-- Supplied entries follows --

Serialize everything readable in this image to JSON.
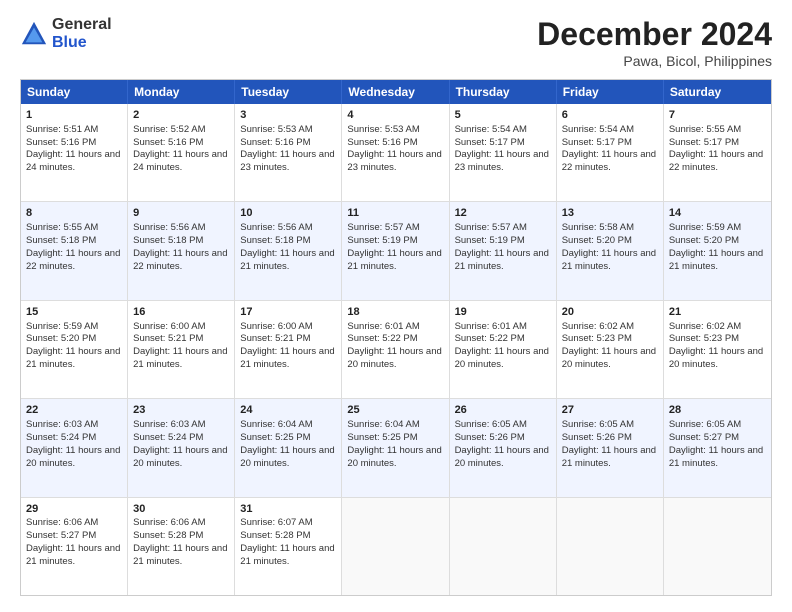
{
  "logo": {
    "general": "General",
    "blue": "Blue"
  },
  "title": "December 2024",
  "subtitle": "Pawa, Bicol, Philippines",
  "days": [
    "Sunday",
    "Monday",
    "Tuesday",
    "Wednesday",
    "Thursday",
    "Friday",
    "Saturday"
  ],
  "weeks": [
    [
      {
        "day": "1",
        "rise": "Sunrise: 5:51 AM",
        "set": "Sunset: 5:16 PM",
        "daylight": "Daylight: 11 hours and 24 minutes."
      },
      {
        "day": "2",
        "rise": "Sunrise: 5:52 AM",
        "set": "Sunset: 5:16 PM",
        "daylight": "Daylight: 11 hours and 24 minutes."
      },
      {
        "day": "3",
        "rise": "Sunrise: 5:53 AM",
        "set": "Sunset: 5:16 PM",
        "daylight": "Daylight: 11 hours and 23 minutes."
      },
      {
        "day": "4",
        "rise": "Sunrise: 5:53 AM",
        "set": "Sunset: 5:16 PM",
        "daylight": "Daylight: 11 hours and 23 minutes."
      },
      {
        "day": "5",
        "rise": "Sunrise: 5:54 AM",
        "set": "Sunset: 5:17 PM",
        "daylight": "Daylight: 11 hours and 23 minutes."
      },
      {
        "day": "6",
        "rise": "Sunrise: 5:54 AM",
        "set": "Sunset: 5:17 PM",
        "daylight": "Daylight: 11 hours and 22 minutes."
      },
      {
        "day": "7",
        "rise": "Sunrise: 5:55 AM",
        "set": "Sunset: 5:17 PM",
        "daylight": "Daylight: 11 hours and 22 minutes."
      }
    ],
    [
      {
        "day": "8",
        "rise": "Sunrise: 5:55 AM",
        "set": "Sunset: 5:18 PM",
        "daylight": "Daylight: 11 hours and 22 minutes."
      },
      {
        "day": "9",
        "rise": "Sunrise: 5:56 AM",
        "set": "Sunset: 5:18 PM",
        "daylight": "Daylight: 11 hours and 22 minutes."
      },
      {
        "day": "10",
        "rise": "Sunrise: 5:56 AM",
        "set": "Sunset: 5:18 PM",
        "daylight": "Daylight: 11 hours and 21 minutes."
      },
      {
        "day": "11",
        "rise": "Sunrise: 5:57 AM",
        "set": "Sunset: 5:19 PM",
        "daylight": "Daylight: 11 hours and 21 minutes."
      },
      {
        "day": "12",
        "rise": "Sunrise: 5:57 AM",
        "set": "Sunset: 5:19 PM",
        "daylight": "Daylight: 11 hours and 21 minutes."
      },
      {
        "day": "13",
        "rise": "Sunrise: 5:58 AM",
        "set": "Sunset: 5:20 PM",
        "daylight": "Daylight: 11 hours and 21 minutes."
      },
      {
        "day": "14",
        "rise": "Sunrise: 5:59 AM",
        "set": "Sunset: 5:20 PM",
        "daylight": "Daylight: 11 hours and 21 minutes."
      }
    ],
    [
      {
        "day": "15",
        "rise": "Sunrise: 5:59 AM",
        "set": "Sunset: 5:20 PM",
        "daylight": "Daylight: 11 hours and 21 minutes."
      },
      {
        "day": "16",
        "rise": "Sunrise: 6:00 AM",
        "set": "Sunset: 5:21 PM",
        "daylight": "Daylight: 11 hours and 21 minutes."
      },
      {
        "day": "17",
        "rise": "Sunrise: 6:00 AM",
        "set": "Sunset: 5:21 PM",
        "daylight": "Daylight: 11 hours and 21 minutes."
      },
      {
        "day": "18",
        "rise": "Sunrise: 6:01 AM",
        "set": "Sunset: 5:22 PM",
        "daylight": "Daylight: 11 hours and 20 minutes."
      },
      {
        "day": "19",
        "rise": "Sunrise: 6:01 AM",
        "set": "Sunset: 5:22 PM",
        "daylight": "Daylight: 11 hours and 20 minutes."
      },
      {
        "day": "20",
        "rise": "Sunrise: 6:02 AM",
        "set": "Sunset: 5:23 PM",
        "daylight": "Daylight: 11 hours and 20 minutes."
      },
      {
        "day": "21",
        "rise": "Sunrise: 6:02 AM",
        "set": "Sunset: 5:23 PM",
        "daylight": "Daylight: 11 hours and 20 minutes."
      }
    ],
    [
      {
        "day": "22",
        "rise": "Sunrise: 6:03 AM",
        "set": "Sunset: 5:24 PM",
        "daylight": "Daylight: 11 hours and 20 minutes."
      },
      {
        "day": "23",
        "rise": "Sunrise: 6:03 AM",
        "set": "Sunset: 5:24 PM",
        "daylight": "Daylight: 11 hours and 20 minutes."
      },
      {
        "day": "24",
        "rise": "Sunrise: 6:04 AM",
        "set": "Sunset: 5:25 PM",
        "daylight": "Daylight: 11 hours and 20 minutes."
      },
      {
        "day": "25",
        "rise": "Sunrise: 6:04 AM",
        "set": "Sunset: 5:25 PM",
        "daylight": "Daylight: 11 hours and 20 minutes."
      },
      {
        "day": "26",
        "rise": "Sunrise: 6:05 AM",
        "set": "Sunset: 5:26 PM",
        "daylight": "Daylight: 11 hours and 20 minutes."
      },
      {
        "day": "27",
        "rise": "Sunrise: 6:05 AM",
        "set": "Sunset: 5:26 PM",
        "daylight": "Daylight: 11 hours and 21 minutes."
      },
      {
        "day": "28",
        "rise": "Sunrise: 6:05 AM",
        "set": "Sunset: 5:27 PM",
        "daylight": "Daylight: 11 hours and 21 minutes."
      }
    ],
    [
      {
        "day": "29",
        "rise": "Sunrise: 6:06 AM",
        "set": "Sunset: 5:27 PM",
        "daylight": "Daylight: 11 hours and 21 minutes."
      },
      {
        "day": "30",
        "rise": "Sunrise: 6:06 AM",
        "set": "Sunset: 5:28 PM",
        "daylight": "Daylight: 11 hours and 21 minutes."
      },
      {
        "day": "31",
        "rise": "Sunrise: 6:07 AM",
        "set": "Sunset: 5:28 PM",
        "daylight": "Daylight: 11 hours and 21 minutes."
      },
      null,
      null,
      null,
      null
    ]
  ]
}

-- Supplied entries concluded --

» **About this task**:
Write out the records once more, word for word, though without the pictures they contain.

» **Output below**:
Serialize everything readable in this image to JSON.
{
  "logo": {
    "general": "General",
    "blue": "Blue"
  },
  "title": "December 2024",
  "subtitle": "Pawa, Bicol, Philippines",
  "days": [
    "Sunday",
    "Monday",
    "Tuesday",
    "Wednesday",
    "Thursday",
    "Friday",
    "Saturday"
  ],
  "weeks": [
    [
      {
        "day": "1",
        "rise": "Sunrise: 5:51 AM",
        "set": "Sunset: 5:16 PM",
        "daylight": "Daylight: 11 hours and 24 minutes."
      },
      {
        "day": "2",
        "rise": "Sunrise: 5:52 AM",
        "set": "Sunset: 5:16 PM",
        "daylight": "Daylight: 11 hours and 24 minutes."
      },
      {
        "day": "3",
        "rise": "Sunrise: 5:53 AM",
        "set": "Sunset: 5:16 PM",
        "daylight": "Daylight: 11 hours and 23 minutes."
      },
      {
        "day": "4",
        "rise": "Sunrise: 5:53 AM",
        "set": "Sunset: 5:16 PM",
        "daylight": "Daylight: 11 hours and 23 minutes."
      },
      {
        "day": "5",
        "rise": "Sunrise: 5:54 AM",
        "set": "Sunset: 5:17 PM",
        "daylight": "Daylight: 11 hours and 23 minutes."
      },
      {
        "day": "6",
        "rise": "Sunrise: 5:54 AM",
        "set": "Sunset: 5:17 PM",
        "daylight": "Daylight: 11 hours and 22 minutes."
      },
      {
        "day": "7",
        "rise": "Sunrise: 5:55 AM",
        "set": "Sunset: 5:17 PM",
        "daylight": "Daylight: 11 hours and 22 minutes."
      }
    ],
    [
      {
        "day": "8",
        "rise": "Sunrise: 5:55 AM",
        "set": "Sunset: 5:18 PM",
        "daylight": "Daylight: 11 hours and 22 minutes."
      },
      {
        "day": "9",
        "rise": "Sunrise: 5:56 AM",
        "set": "Sunset: 5:18 PM",
        "daylight": "Daylight: 11 hours and 22 minutes."
      },
      {
        "day": "10",
        "rise": "Sunrise: 5:56 AM",
        "set": "Sunset: 5:18 PM",
        "daylight": "Daylight: 11 hours and 21 minutes."
      },
      {
        "day": "11",
        "rise": "Sunrise: 5:57 AM",
        "set": "Sunset: 5:19 PM",
        "daylight": "Daylight: 11 hours and 21 minutes."
      },
      {
        "day": "12",
        "rise": "Sunrise: 5:57 AM",
        "set": "Sunset: 5:19 PM",
        "daylight": "Daylight: 11 hours and 21 minutes."
      },
      {
        "day": "13",
        "rise": "Sunrise: 5:58 AM",
        "set": "Sunset: 5:20 PM",
        "daylight": "Daylight: 11 hours and 21 minutes."
      },
      {
        "day": "14",
        "rise": "Sunrise: 5:59 AM",
        "set": "Sunset: 5:20 PM",
        "daylight": "Daylight: 11 hours and 21 minutes."
      }
    ],
    [
      {
        "day": "15",
        "rise": "Sunrise: 5:59 AM",
        "set": "Sunset: 5:20 PM",
        "daylight": "Daylight: 11 hours and 21 minutes."
      },
      {
        "day": "16",
        "rise": "Sunrise: 6:00 AM",
        "set": "Sunset: 5:21 PM",
        "daylight": "Daylight: 11 hours and 21 minutes."
      },
      {
        "day": "17",
        "rise": "Sunrise: 6:00 AM",
        "set": "Sunset: 5:21 PM",
        "daylight": "Daylight: 11 hours and 21 minutes."
      },
      {
        "day": "18",
        "rise": "Sunrise: 6:01 AM",
        "set": "Sunset: 5:22 PM",
        "daylight": "Daylight: 11 hours and 20 minutes."
      },
      {
        "day": "19",
        "rise": "Sunrise: 6:01 AM",
        "set": "Sunset: 5:22 PM",
        "daylight": "Daylight: 11 hours and 20 minutes."
      },
      {
        "day": "20",
        "rise": "Sunrise: 6:02 AM",
        "set": "Sunset: 5:23 PM",
        "daylight": "Daylight: 11 hours and 20 minutes."
      },
      {
        "day": "21",
        "rise": "Sunrise: 6:02 AM",
        "set": "Sunset: 5:23 PM",
        "daylight": "Daylight: 11 hours and 20 minutes."
      }
    ],
    [
      {
        "day": "22",
        "rise": "Sunrise: 6:03 AM",
        "set": "Sunset: 5:24 PM",
        "daylight": "Daylight: 11 hours and 20 minutes."
      },
      {
        "day": "23",
        "rise": "Sunrise: 6:03 AM",
        "set": "Sunset: 5:24 PM",
        "daylight": "Daylight: 11 hours and 20 minutes."
      },
      {
        "day": "24",
        "rise": "Sunrise: 6:04 AM",
        "set": "Sunset: 5:25 PM",
        "daylight": "Daylight: 11 hours and 20 minutes."
      },
      {
        "day": "25",
        "rise": "Sunrise: 6:04 AM",
        "set": "Sunset: 5:25 PM",
        "daylight": "Daylight: 11 hours and 20 minutes."
      },
      {
        "day": "26",
        "rise": "Sunrise: 6:05 AM",
        "set": "Sunset: 5:26 PM",
        "daylight": "Daylight: 11 hours and 20 minutes."
      },
      {
        "day": "27",
        "rise": "Sunrise: 6:05 AM",
        "set": "Sunset: 5:26 PM",
        "daylight": "Daylight: 11 hours and 21 minutes."
      },
      {
        "day": "28",
        "rise": "Sunrise: 6:05 AM",
        "set": "Sunset: 5:27 PM",
        "daylight": "Daylight: 11 hours and 21 minutes."
      }
    ],
    [
      {
        "day": "29",
        "rise": "Sunrise: 6:06 AM",
        "set": "Sunset: 5:27 PM",
        "daylight": "Daylight: 11 hours and 21 minutes."
      },
      {
        "day": "30",
        "rise": "Sunrise: 6:06 AM",
        "set": "Sunset: 5:28 PM",
        "daylight": "Daylight: 11 hours and 21 minutes."
      },
      {
        "day": "31",
        "rise": "Sunrise: 6:07 AM",
        "set": "Sunset: 5:28 PM",
        "daylight": "Daylight: 11 hours and 21 minutes."
      },
      null,
      null,
      null,
      null
    ]
  ]
}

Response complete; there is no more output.